%%
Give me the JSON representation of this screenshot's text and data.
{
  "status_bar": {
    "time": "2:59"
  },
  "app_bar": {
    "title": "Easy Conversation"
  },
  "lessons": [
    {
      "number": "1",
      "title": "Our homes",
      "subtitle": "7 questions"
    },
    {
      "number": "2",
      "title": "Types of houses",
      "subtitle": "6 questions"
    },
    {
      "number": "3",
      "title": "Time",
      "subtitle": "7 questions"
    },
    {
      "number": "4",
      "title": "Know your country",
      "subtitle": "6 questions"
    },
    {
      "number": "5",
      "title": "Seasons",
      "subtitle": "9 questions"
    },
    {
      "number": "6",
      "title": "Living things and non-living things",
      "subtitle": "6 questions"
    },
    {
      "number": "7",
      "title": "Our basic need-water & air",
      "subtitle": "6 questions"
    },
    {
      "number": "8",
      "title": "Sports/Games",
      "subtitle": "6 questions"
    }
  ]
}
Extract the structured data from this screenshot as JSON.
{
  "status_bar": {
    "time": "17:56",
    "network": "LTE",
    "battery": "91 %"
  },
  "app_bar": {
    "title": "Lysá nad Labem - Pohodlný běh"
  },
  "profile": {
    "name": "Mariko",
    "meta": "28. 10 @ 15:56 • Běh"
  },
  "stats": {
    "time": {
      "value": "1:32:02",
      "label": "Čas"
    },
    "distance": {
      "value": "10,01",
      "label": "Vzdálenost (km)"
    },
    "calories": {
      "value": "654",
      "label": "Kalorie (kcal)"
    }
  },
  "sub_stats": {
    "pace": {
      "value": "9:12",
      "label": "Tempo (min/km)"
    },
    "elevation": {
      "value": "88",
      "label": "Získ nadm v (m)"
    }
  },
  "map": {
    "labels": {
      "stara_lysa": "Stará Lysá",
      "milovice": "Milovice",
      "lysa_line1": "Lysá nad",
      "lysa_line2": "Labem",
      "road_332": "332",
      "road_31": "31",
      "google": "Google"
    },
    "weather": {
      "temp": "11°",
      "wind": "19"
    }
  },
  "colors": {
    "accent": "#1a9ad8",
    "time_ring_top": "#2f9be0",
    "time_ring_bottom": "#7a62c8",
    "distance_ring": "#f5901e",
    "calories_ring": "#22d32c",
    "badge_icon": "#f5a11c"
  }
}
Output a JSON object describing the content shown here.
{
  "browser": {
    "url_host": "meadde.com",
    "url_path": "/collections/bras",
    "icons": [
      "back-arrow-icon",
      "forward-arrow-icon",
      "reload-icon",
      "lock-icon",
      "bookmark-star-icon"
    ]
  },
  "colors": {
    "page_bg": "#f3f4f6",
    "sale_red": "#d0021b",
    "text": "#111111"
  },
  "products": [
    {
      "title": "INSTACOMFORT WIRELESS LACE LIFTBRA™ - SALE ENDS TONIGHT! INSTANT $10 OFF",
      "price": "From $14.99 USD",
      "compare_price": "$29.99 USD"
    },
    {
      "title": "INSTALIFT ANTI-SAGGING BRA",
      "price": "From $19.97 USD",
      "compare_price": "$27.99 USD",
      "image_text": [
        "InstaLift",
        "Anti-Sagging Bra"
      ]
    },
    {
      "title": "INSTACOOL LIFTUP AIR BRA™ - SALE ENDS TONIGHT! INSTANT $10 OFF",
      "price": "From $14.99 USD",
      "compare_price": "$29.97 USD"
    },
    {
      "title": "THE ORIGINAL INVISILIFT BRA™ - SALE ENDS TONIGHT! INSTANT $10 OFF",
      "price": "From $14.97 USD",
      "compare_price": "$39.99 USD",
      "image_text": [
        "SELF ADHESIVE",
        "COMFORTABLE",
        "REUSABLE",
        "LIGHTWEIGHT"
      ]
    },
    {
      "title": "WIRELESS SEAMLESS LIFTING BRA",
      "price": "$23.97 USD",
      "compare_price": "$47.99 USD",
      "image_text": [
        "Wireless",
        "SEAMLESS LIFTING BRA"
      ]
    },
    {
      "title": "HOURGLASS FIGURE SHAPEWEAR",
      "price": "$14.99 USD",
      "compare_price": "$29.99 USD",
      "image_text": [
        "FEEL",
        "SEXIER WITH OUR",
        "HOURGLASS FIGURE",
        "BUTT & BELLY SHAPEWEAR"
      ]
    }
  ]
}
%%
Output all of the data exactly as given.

Give me the JSON representation of this screenshot's text and data.
{
  "status_bar": {
    "time": "2:59"
  },
  "app_bar": {
    "title": "Easy Conversation"
  },
  "lessons": [
    {
      "number": "1",
      "title": "Our homes",
      "subtitle": "7 questions"
    },
    {
      "number": "2",
      "title": "Types of houses",
      "subtitle": "6 questions"
    },
    {
      "number": "3",
      "title": "Time",
      "subtitle": "7 questions"
    },
    {
      "number": "4",
      "title": "Know your country",
      "subtitle": "6 questions"
    },
    {
      "number": "5",
      "title": "Seasons",
      "subtitle": "9 questions"
    },
    {
      "number": "6",
      "title": "Living things and non-living things",
      "subtitle": "6 questions"
    },
    {
      "number": "7",
      "title": "Our basic need-water & air",
      "subtitle": "6 questions"
    },
    {
      "number": "8",
      "title": "Sports/Games",
      "subtitle": "6 questions"
    }
  ]
}
Extract the structured data from this screenshot as JSON.
{
  "status_bar": {
    "time": "17:56",
    "network": "LTE",
    "battery": "91 %"
  },
  "app_bar": {
    "title": "Lysá nad Labem - Pohodlný běh"
  },
  "profile": {
    "name": "Mariko",
    "meta": "28. 10 @ 15:56 • Běh"
  },
  "stats": {
    "time": {
      "value": "1:32:02",
      "label": "Čas"
    },
    "distance": {
      "value": "10,01",
      "label": "Vzdálenost (km)"
    },
    "calories": {
      "value": "654",
      "label": "Kalorie (kcal)"
    }
  },
  "sub_stats": {
    "pace": {
      "value": "9:12",
      "label": "Tempo (min/km)"
    },
    "elevation": {
      "value": "88",
      "label": "Získ nadm v (m)"
    }
  },
  "map": {
    "labels": {
      "stara_lysa": "Stará Lysá",
      "milovice": "Milovice",
      "lysa_line1": "Lysá nad",
      "lysa_line2": "Labem",
      "road_332": "332",
      "road_31": "31",
      "google": "Google"
    },
    "weather": {
      "temp": "11°",
      "wind": "19"
    }
  },
  "colors": {
    "accent": "#1a9ad8",
    "time_ring_top": "#2f9be0",
    "time_ring_bottom": "#7a62c8",
    "distance_ring": "#f5901e",
    "calories_ring": "#22d32c",
    "badge_icon": "#f5a11c"
  }
}
Output a JSON object describing the content shown here.
{
  "browser": {
    "url_host": "meadde.com",
    "url_path": "/collections/bras",
    "icons": [
      "back-arrow-icon",
      "forward-arrow-icon",
      "reload-icon",
      "lock-icon",
      "bookmark-star-icon"
    ]
  },
  "colors": {
    "page_bg": "#f3f4f6",
    "sale_red": "#d0021b",
    "text": "#111111"
  },
  "products": [
    {
      "title": "INSTACOMFORT WIRELESS LACE LIFTBRA™ - SALE ENDS TONIGHT! INSTANT $10 OFF",
      "price": "From $14.99 USD",
      "compare_price": "$29.99 USD"
    },
    {
      "title": "INSTALIFT ANTI-SAGGING BRA",
      "price": "From $19.97 USD",
      "compare_price": "$27.99 USD",
      "image_text": [
        "InstaLift",
        "Anti-Sagging Bra"
      ]
    },
    {
      "title": "INSTACOOL LIFTUP AIR BRA™ - SALE ENDS TONIGHT! INSTANT $10 OFF",
      "price": "From $14.99 USD",
      "compare_price": "$29.97 USD"
    },
    {
      "title": "THE ORIGINAL INVISILIFT BRA™ - SALE ENDS TONIGHT! INSTANT $10 OFF",
      "price": "From $14.97 USD",
      "compare_price": "$39.99 USD",
      "image_text": [
        "SELF ADHESIVE",
        "COMFORTABLE",
        "REUSABLE",
        "LIGHTWEIGHT"
      ]
    },
    {
      "title": "WIRELESS SEAMLESS LIFTING BRA",
      "price": "$23.97 USD",
      "compare_price": "$47.99 USD",
      "image_text": [
        "Wireless",
        "SEAMLESS LIFTING BRA"
      ]
    },
    {
      "title": "HOURGLASS FIGURE SHAPEWEAR",
      "price": "$14.99 USD",
      "compare_price": "$29.99 USD",
      "image_text": [
        "FEEL",
        "SEXIER WITH OUR",
        "HOURGLASS FIGURE",
        "BUTT & BELLY SHAPEWEAR"
      ]
    }
  ]
}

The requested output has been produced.